When Google snapped up Slide last August, most were predicting that the search engine would look to use the acquisition to expand its social gaming and app development business. However, it would appear that the first fledgling steps of a Google-owned Slide have been in an entirely different direction.
Yesterday, a new site called Prizes.org was launched. Not massive news in and of itself, sites launch almost every day. However, this new crowd sourcing reward site is something a little bit different. Almost like a grown up version of Google Answers, it allows users to pose questions and offer financial rewards for those who provide the best response. Dig a little deeper and you’ll find that this is a Google/Slide venture too.
This causes obvious interest on its own of course. As we’ve seen time and time again, if the Big G releases a new product, it gets lapped up globally – at least in terms of initial interest. Having shelled out $200 million+ on Slide last year, many industry commentators have been looking for the results of this collaboration. Therefore Prizes.org, as the first visible action, has already got its own PR machine in place, now ably assisted here.
Anyway, onto the nuts and bolts of the site. Essentially, it is a socially orientated Q&A platform, almost without limitation. But rather than dolling out points and badges, the best response is given cold hard cash. Therefore it is more of a competitive exchange, providing freelancers and experts with a forum to provide valuable ideas.
For instance, if I had created a new blog but couldn’t come up with a catchy name, I could throw it open to the community. A little advert, a $10 reward and I could have a fantastic crowd sourced title in no time. Perhaps my organisational skills are limited and I want somebody to draw up an itinerary for my forthcoming trip to Germany; again, this could be blasted out to the wider public for their opinions.
The concept is actually very interesting and offers a genuine step forward in social crowd sourcing and the rather stale Q&A format. Experts can share knowledge and earn genuine rewards, whilst users can enjoy the benefits. Now whether it ever truly takes off will be dependent on public uptake. As with any social platform, it needs an active community to survive. Sign up seems simple enough, with users able to use Twitter or Facebook profiles (I would assume that Google + profiles will also soon be usable), giving it a very open feel.
It will certainly be interesting to watch how this concept develops and the site grows – if indeed it does. This could also represent something of a new direction for the partnership between Google and Slide, so the next step – assuming other products will be launched – should be equally interesting.
Stephen Logan is our Senior Content Marketer at Koozai.
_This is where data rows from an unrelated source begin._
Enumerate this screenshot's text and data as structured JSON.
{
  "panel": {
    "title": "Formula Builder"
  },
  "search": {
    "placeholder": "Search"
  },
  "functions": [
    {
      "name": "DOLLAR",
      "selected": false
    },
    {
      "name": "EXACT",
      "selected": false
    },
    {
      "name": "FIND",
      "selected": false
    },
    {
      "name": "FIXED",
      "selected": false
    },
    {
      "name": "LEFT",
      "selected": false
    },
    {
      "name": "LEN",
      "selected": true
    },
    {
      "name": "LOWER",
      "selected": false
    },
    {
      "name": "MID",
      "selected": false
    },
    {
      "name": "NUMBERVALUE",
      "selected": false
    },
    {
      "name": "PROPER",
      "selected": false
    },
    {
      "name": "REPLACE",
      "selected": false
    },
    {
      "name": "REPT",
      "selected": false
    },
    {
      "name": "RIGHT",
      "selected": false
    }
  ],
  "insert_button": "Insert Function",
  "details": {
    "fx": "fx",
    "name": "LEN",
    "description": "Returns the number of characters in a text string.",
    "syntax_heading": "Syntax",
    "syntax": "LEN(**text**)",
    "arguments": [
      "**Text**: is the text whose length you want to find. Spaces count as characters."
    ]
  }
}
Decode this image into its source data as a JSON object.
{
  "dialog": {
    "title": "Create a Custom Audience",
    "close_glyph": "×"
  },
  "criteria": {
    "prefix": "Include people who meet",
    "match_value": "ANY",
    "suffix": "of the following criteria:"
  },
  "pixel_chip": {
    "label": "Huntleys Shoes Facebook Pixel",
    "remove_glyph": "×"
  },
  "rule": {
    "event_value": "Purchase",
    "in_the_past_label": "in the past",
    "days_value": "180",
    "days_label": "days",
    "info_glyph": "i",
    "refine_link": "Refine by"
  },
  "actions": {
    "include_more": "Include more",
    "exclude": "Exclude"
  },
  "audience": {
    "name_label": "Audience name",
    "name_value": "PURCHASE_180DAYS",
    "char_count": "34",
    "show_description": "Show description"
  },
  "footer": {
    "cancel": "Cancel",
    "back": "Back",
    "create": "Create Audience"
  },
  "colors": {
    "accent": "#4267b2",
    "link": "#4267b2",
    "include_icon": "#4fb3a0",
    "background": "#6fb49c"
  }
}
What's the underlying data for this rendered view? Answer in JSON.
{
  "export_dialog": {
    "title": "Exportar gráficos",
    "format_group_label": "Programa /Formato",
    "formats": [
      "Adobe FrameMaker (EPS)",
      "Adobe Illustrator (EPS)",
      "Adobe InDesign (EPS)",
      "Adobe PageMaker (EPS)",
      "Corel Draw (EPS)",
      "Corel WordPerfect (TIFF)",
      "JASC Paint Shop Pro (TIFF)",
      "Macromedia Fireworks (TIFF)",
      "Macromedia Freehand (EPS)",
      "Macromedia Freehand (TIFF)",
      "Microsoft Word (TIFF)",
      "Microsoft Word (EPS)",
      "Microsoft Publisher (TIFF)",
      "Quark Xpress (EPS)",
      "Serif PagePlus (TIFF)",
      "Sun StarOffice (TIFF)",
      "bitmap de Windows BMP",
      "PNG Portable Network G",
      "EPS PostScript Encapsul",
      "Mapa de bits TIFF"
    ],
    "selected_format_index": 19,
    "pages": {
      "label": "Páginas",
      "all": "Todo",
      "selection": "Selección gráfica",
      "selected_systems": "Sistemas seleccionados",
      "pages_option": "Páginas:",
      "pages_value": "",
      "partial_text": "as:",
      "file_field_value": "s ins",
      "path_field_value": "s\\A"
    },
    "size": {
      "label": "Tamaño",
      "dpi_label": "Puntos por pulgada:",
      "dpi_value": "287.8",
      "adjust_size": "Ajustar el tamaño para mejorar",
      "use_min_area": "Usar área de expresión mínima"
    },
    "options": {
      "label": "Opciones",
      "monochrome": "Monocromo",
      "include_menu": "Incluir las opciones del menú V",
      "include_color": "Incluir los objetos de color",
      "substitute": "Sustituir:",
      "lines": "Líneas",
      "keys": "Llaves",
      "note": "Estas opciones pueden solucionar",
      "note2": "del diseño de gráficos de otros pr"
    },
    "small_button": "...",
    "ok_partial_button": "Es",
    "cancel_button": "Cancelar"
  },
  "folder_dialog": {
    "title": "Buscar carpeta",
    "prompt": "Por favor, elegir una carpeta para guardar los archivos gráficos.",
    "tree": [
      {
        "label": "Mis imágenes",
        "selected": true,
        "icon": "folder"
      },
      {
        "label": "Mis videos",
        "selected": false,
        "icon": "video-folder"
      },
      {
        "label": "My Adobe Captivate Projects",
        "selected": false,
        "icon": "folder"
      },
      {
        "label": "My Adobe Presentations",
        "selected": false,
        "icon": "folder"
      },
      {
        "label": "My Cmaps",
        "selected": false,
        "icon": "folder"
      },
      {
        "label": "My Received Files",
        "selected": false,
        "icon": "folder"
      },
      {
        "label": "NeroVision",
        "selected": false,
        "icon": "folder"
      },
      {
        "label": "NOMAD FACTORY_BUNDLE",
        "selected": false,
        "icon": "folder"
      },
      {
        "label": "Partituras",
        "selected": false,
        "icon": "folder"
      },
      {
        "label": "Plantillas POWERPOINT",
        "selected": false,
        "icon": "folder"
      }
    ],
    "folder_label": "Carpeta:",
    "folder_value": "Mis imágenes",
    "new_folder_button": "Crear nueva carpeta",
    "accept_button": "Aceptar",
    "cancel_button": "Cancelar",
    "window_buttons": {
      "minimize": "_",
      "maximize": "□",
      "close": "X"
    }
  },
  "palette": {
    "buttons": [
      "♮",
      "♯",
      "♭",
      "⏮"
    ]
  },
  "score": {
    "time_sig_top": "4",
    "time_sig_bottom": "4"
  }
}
With four years experience writing exclusively for the search engine marketing industry, he has amassed a wealth of industry related knowledge. He will be breaking news stories and contributing compelling SEO related stories.